I am glad that I read it, though. It is nice to be able to look back and think about how much we have accomplished and to note how much work we still have to do.

This Month in Reality: Shonda Rhimes is my hero. 

A Year of Yes
  

Welcome to a March 32nd tradition. I am posting this month’s in reality on the last day of March! 
This book, man. It’s life changing. Life affirming. It’s… I don’t even know where to begin. Except I do. At the beginning, I had to stop listening halfway through the introduction because I was crying my eyes out. I’ve never felt so seen…by an audiobook. I guess this is why Shonda Rhimes owns Thursday nights. 
This book is a memoir about a year in which Rhimes chose to say yes to everything that scared her.

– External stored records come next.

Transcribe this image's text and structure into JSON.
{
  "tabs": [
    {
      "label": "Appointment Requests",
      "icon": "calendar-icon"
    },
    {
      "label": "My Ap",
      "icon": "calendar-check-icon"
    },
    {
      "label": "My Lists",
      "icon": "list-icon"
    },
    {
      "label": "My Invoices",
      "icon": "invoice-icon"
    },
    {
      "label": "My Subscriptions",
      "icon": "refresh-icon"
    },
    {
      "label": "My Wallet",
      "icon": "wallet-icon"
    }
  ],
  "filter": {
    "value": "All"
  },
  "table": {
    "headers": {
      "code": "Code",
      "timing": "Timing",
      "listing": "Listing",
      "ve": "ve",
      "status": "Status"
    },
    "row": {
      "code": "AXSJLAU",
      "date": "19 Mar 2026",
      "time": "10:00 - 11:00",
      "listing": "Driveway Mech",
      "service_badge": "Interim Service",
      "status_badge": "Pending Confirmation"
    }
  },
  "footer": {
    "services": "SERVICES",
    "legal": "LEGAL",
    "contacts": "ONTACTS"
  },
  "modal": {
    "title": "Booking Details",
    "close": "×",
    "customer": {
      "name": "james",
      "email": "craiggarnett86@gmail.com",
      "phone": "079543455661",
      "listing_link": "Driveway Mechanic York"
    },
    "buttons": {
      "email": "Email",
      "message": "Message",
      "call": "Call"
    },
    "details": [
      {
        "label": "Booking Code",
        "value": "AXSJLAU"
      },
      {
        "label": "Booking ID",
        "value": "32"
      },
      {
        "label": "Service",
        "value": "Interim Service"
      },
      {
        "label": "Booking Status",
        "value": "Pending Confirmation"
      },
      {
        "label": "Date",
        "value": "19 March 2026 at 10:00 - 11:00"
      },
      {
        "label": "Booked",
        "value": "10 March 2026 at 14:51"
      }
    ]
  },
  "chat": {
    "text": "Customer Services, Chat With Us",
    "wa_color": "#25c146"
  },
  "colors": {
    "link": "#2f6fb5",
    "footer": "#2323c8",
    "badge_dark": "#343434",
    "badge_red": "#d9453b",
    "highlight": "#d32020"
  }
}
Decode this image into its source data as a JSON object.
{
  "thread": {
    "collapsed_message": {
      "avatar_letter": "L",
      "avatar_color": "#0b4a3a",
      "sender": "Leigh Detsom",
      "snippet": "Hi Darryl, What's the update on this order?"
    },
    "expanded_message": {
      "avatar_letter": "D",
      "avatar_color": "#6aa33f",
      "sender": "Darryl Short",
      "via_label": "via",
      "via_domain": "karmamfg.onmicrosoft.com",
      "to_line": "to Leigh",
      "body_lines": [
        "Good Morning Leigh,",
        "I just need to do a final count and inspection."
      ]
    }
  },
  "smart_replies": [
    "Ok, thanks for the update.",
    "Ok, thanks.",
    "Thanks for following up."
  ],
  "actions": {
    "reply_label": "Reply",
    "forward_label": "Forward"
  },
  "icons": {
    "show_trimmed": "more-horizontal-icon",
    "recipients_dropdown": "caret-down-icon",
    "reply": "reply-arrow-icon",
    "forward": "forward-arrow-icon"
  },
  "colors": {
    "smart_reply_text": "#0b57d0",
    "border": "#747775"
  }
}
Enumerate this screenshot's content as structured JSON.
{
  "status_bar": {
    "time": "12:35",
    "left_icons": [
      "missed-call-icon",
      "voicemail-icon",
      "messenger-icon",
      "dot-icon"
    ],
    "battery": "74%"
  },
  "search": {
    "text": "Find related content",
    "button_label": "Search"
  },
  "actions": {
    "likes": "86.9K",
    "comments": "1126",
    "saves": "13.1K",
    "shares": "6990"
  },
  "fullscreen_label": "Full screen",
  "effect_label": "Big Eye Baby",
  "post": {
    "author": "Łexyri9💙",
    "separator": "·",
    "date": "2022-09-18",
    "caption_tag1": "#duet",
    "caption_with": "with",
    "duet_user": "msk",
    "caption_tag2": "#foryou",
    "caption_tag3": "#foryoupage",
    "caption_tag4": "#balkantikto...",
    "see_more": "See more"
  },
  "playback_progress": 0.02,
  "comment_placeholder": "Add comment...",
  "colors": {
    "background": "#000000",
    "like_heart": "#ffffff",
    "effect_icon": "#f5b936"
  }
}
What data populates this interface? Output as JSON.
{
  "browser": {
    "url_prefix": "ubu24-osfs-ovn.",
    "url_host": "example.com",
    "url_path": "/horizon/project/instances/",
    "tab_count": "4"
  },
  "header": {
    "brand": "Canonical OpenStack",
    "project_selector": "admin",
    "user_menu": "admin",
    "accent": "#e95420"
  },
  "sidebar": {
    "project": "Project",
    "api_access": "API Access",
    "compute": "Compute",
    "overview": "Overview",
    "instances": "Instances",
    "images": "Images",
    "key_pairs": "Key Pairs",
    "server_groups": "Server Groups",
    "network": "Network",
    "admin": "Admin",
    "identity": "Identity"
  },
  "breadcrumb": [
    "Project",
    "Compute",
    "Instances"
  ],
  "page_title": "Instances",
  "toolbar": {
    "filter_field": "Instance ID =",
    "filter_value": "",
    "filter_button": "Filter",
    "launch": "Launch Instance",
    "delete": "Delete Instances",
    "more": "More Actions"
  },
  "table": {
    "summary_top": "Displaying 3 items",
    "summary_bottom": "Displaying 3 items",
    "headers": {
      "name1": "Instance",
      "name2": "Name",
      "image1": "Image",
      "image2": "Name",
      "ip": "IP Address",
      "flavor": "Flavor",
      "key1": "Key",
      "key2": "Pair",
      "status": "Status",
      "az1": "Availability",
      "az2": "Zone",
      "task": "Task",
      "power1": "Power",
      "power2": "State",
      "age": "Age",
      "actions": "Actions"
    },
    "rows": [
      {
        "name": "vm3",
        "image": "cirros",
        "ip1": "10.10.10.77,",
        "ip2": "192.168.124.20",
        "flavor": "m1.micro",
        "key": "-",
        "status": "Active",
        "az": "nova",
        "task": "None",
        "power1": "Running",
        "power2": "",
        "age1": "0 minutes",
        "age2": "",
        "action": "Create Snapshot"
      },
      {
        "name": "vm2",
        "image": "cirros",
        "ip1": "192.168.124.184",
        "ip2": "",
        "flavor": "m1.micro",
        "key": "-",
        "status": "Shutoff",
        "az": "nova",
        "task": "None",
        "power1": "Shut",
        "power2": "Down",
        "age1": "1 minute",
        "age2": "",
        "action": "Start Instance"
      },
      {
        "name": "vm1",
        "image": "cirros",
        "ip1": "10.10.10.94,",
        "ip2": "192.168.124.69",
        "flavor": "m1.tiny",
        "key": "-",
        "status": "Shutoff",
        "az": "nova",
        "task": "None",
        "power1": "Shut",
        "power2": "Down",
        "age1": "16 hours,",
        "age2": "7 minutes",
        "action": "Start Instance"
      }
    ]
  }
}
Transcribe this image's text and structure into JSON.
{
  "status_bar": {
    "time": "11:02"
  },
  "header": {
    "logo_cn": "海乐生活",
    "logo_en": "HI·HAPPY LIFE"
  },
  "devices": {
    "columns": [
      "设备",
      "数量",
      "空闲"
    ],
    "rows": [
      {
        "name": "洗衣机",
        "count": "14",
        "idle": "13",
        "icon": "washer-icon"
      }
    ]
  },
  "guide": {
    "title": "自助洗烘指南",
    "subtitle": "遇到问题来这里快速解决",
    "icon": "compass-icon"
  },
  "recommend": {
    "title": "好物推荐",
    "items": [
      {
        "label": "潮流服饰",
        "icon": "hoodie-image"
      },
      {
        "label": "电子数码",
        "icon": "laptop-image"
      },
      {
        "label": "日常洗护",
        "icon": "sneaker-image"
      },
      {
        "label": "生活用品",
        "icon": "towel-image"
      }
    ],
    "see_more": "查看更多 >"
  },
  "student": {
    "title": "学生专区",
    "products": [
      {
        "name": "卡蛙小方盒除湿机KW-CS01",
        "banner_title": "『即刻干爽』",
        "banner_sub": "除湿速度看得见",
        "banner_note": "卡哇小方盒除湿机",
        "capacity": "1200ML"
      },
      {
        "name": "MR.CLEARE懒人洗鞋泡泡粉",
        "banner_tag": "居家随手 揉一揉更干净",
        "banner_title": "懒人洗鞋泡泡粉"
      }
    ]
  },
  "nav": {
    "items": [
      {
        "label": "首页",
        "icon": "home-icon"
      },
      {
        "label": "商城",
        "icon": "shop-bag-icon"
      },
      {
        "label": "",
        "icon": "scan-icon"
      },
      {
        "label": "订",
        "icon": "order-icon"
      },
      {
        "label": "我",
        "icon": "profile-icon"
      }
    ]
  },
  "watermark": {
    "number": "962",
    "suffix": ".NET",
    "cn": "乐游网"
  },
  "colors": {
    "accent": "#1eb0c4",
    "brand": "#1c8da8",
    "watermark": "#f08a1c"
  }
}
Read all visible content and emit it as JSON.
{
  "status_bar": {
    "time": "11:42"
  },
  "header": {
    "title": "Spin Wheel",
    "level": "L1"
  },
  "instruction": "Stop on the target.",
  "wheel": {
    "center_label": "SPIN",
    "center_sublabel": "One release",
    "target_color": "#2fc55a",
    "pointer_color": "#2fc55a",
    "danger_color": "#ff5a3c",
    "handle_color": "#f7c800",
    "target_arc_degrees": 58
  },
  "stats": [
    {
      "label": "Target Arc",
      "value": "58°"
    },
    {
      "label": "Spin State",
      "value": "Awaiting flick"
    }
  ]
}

And, it would seem, a bunch of things that scare her also scare me and so hearing about how she faced her fears and won was transformative.  The book is read by the author, so, if like me, you listen to books a lot with headphones on, Shonda Rhimes is literally whispering in your ear telling you how she overcame her fears and leading by example. 
I want to say yes to everything now. I even want to say yes to saying no to things that are bad for me. 
This book, man. I loved it. 

Review: The Martian by Andy Weir

9780553418026_p0_v3_s192x300

I am late to The Martian party, people. I was told by every person I know (and a few people I didn’t) that I would LOVE this book. And, I said, “Yeah, yeah, sure, sure. I’ll put it on the list.” And, I did put it on the list. Then, they made a film out of it and I thought, “Oh, I’ll read it before I see the film.” And, then the film was released and I thought, “That really does look good.”

And, then my friend gave me the audio book to listen to on a road trip. R.C. Bray read the audio book and he nailed the main character. I’m in love with Mark Watney. Seriously. If Mark Watney were a real dude I’d have his poster in my office. He’s like the Chris Hadfield of fictional astronauts. Mark Watney might be my new book boyfriend.

In case you don’t know the story, it’s like this: We’ve gone to Mars! And, Watney is an astronaut on a Mars mission who accidentally gets stranded on the planet. Oops. The whole novel is about how we works to survive on the surface. How he feeds himself, how he makes contact with NASA, how he’s eventually rescued. There were so many tense moments and so many funny moments and so many wonderful, “let’s work this problem” moments. This book reminded me why thirteen year old Kate wanted to work for NASA. (She didn’t want to be an astronaut. She wanted to be one of the nerds on the ground that runs eleven thousand different scenarios so that things don’t explode or go wrong (and so there is a back up plan when things do explode and go wrong.) Thirteen year old Kate, much like [redacted] year old Kate is claustrophobic and could never be an astronaut. Riding on the subway freaks out her a little. Especially when it stops between stations, for the love of god.)

So, this was a really excellent book and I want to sing the praises of the narrator of the audio book for a moment. I can’t say enough good things about them. Bray did such an amazing job that two things have happened. 1. I’ve looked for other audio books they’ve narrated just because they narrated it and 2. I’ve pretty much decided that I’m never going to see the movie because Matt Damon isn’t Mark Watney. He won’t sound right.

I highly recommend this book. If you somehow also missed the hype and you’re interested in space, suspense, and occasional comic relief, she should pick this book up!

This counts as my Audiobook for the Diverse Stacks, Diverse Lives Reading Challenge.